“This segment has much lower traffic volumes than the other four blocks of the project corridor,” Lawler said in an email.
Reducing a lane of traffic to accommodate a bus lane between S. Joyce Street and S. Hayes Street will actually improve flow because buses will not block traffic while loading passengers, he said.
Traffic lanes will be narrowed to slow down cars, but staff are not planning to propose a lower speed limit, which is 35 miles per hour, Lawler said during the meeting.
Construction is still a ways off. Staff expect construction to begin in the spring of 2022. With work scheduled block by block to minimize disruptions, it could last until the fall of 2024. Original plans had construction starting in 2020 and ending in 2022.

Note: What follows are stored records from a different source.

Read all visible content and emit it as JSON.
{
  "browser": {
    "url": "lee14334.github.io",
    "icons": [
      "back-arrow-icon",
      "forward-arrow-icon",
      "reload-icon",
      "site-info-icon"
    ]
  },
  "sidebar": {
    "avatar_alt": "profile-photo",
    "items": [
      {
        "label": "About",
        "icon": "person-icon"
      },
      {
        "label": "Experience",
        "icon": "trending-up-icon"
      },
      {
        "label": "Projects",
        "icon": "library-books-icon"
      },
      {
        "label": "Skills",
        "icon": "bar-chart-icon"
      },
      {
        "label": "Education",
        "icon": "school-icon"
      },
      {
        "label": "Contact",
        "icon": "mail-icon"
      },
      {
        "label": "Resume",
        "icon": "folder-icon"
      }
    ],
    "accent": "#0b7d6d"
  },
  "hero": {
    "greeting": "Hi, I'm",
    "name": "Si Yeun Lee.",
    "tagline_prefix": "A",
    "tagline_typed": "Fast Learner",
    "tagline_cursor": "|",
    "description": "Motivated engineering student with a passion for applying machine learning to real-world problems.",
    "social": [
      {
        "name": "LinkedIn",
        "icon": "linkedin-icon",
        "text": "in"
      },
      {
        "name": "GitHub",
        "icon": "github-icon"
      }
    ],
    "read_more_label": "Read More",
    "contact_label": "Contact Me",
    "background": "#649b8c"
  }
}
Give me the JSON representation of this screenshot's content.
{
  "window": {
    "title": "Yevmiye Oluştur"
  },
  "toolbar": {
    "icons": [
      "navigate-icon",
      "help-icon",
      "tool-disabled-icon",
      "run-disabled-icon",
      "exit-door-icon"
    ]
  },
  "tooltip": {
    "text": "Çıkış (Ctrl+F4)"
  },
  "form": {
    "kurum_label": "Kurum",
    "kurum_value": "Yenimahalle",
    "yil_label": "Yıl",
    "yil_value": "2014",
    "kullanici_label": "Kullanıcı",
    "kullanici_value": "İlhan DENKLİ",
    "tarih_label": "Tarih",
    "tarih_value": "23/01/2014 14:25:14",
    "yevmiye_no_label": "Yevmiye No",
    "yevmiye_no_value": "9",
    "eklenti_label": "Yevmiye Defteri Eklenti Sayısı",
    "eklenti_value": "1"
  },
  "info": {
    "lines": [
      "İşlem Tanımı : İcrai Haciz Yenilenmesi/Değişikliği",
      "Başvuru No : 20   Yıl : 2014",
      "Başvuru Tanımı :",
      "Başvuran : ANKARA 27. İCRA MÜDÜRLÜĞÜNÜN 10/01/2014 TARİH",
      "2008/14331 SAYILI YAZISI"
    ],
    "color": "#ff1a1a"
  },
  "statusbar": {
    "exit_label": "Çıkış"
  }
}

Lawler attributed the delays to the additional tasks needed for a project receiving federal aid.
“For this project, it took much longer to receive our National Environmental Policy Act document approval than we had envisioned,” he said in an email.
Staff skipped the 60% design phase to make up for lost time, he said.
After the medians are removed, work will start on the south side of Army Navy Drive, beginning with the area where Amazon HQ2 will be, along S. Eads Street, and moving west. Once the medians are replaced, the road will be repainted and striped, concluding the project.
Lawler said in the meeting that “we won’t have any conflict” with Amazon construction.
Community feedback led to two major changes, he said. First, another block of protected bike lane was added to connect the bike lane west of S. Lynn Street with the planned protected bike lane starting at S. Joyce Street.
“This way we don’t have a missing link in the system,” Lawler said in the meeting.
Staff could not insert this change into this project, as it is receiving federal funding, so they created a separate capital improvement project to address it, he said.
From S. Lynn Street — near Prospect Hill Park — to S. Eads Street, Army Navy Drive is “pretty uncomfortable to use scooters and bikes on,” Lawler told ARLnow after the meeting. “The changes will provide them a safer route for them to use.”
With the changes, bicyclists on Army Navy Drive will be able to use the major east-west link more easily to connect with the Mount Vernon Trail and get to Washington, D.C., he said.
Another change was to align the bumpy pedestrian ramps with the crosswalk. Initially, the ramps were perpendicular to the crosswalk, which advocates said directs vision-impaired pedestrians into harm’s way.